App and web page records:

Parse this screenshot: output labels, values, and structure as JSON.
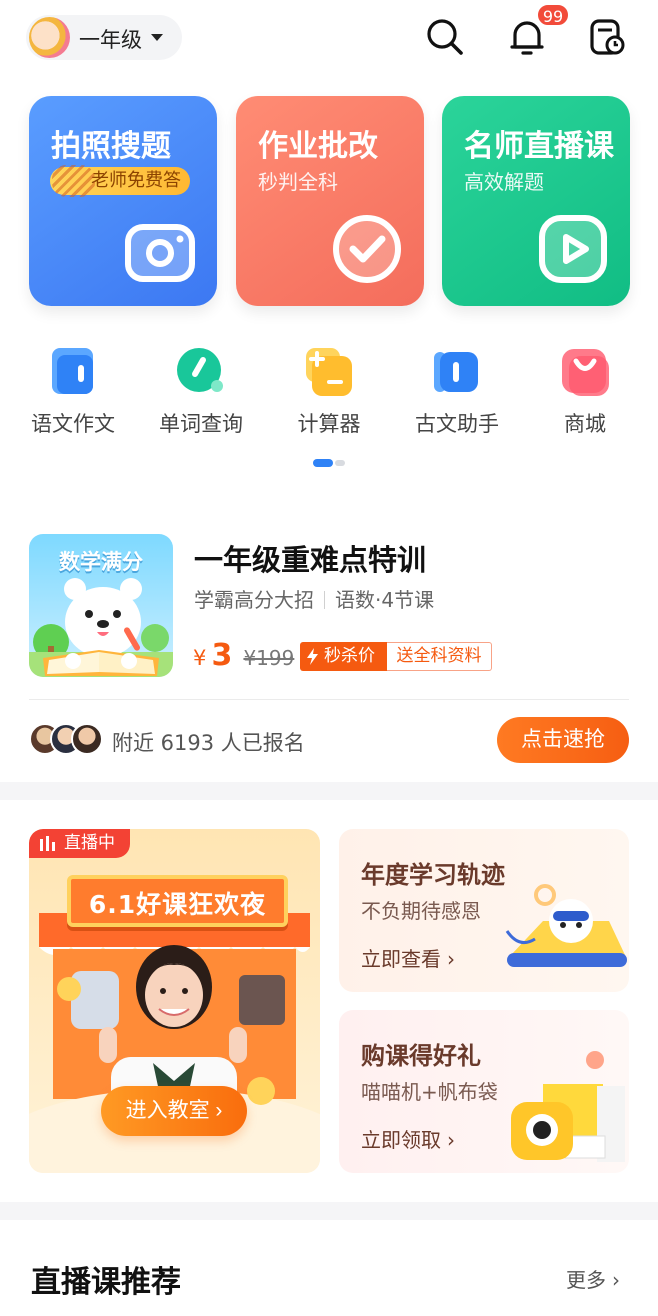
{
  "header": {
    "grade": "一年级",
    "notification_count": "99"
  },
  "entry_cards": [
    {
      "title": "拍照搜题",
      "tag": "老师免费答"
    },
    {
      "title": "作业批改",
      "subtitle": "秒判全科"
    },
    {
      "title": "名师直播课",
      "subtitle": "高效解题"
    }
  ],
  "tools": [
    {
      "label": "语文作文"
    },
    {
      "label": "单词查询"
    },
    {
      "label": "计算器"
    },
    {
      "label": "古文助手"
    },
    {
      "label": "商城"
    }
  ],
  "promo": {
    "cover_title": "数学满分",
    "title": "一年级重难点特训",
    "subtitle_left": "学霸高分大招",
    "subtitle_right": "语数·4节课",
    "currency": "¥",
    "price": "3",
    "original_price": "¥199",
    "flash_tag": "秒杀价",
    "gift_tag": "送全科资料",
    "signup_text": "附近 6193 人已报名",
    "cta": "点击速抢"
  },
  "activity": {
    "live_badge": "直播中",
    "live_banner": "6.1好课狂欢夜",
    "live_cta": "进入教室",
    "cards": [
      {
        "title": "年度学习轨迹",
        "subtitle": "不负期待感恩",
        "link": "立即查看"
      },
      {
        "title": "购课得好礼",
        "subtitle": "喵喵机+帆布袋",
        "link": "立即领取"
      }
    ]
  },
  "recommend": {
    "title": "直播课推荐",
    "more": "更多"
  },
  "colors": {
    "accent_blue": "#3c78f2",
    "accent_orange": "#f65e12",
    "accent_green": "#11bd84",
    "badge_red": "#f24b3a"
  }
}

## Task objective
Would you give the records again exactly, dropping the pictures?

## Result
Parse this screenshot: output labels, values, and structure as JSON.
{
  "header": {
    "grade": "一年级",
    "notification_count": "99"
  },
  "entry_cards": [
    {
      "title": "拍照搜题",
      "tag": "老师免费答"
    },
    {
      "title": "作业批改",
      "subtitle": "秒判全科"
    },
    {
      "title": "名师直播课",
      "subtitle": "高效解题"
    }
  ],
  "tools": [
    {
      "label": "语文作文"
    },
    {
      "label": "单词查询"
    },
    {
      "label": "计算器"
    },
    {
      "label": "古文助手"
    },
    {
      "label": "商城"
    }
  ],
  "promo": {
    "cover_title": "数学满分",
    "title": "一年级重难点特训",
    "subtitle_left": "学霸高分大招",
    "subtitle_right": "语数·4节课",
    "currency": "¥",
    "price": "3",
    "original_price": "¥199",
    "flash_tag": "秒杀价",
    "gift_tag": "送全科资料",
    "signup_text": "附近 6193 人已报名",
    "cta": "点击速抢"
  },
  "activity": {
    "live_badge": "直播中",
    "live_banner": "6.1好课狂欢夜",
    "live_cta": "进入教室",
    "cards": [
      {
        "title": "年度学习轨迹",
        "subtitle": "不负期待感恩",
        "link": "立即查看"
      },
      {
        "title": "购课得好礼",
        "subtitle": "喵喵机+帆布袋",
        "link": "立即领取"
      }
    ]
  },
  "recommend": {
    "title": "直播课推荐",
    "more": "更多"
  },
  "colors": {
    "accent_blue": "#3c78f2",
    "accent_orange": "#f65e12",
    "accent_green": "#11bd84",
    "badge_red": "#f24b3a"
  }
}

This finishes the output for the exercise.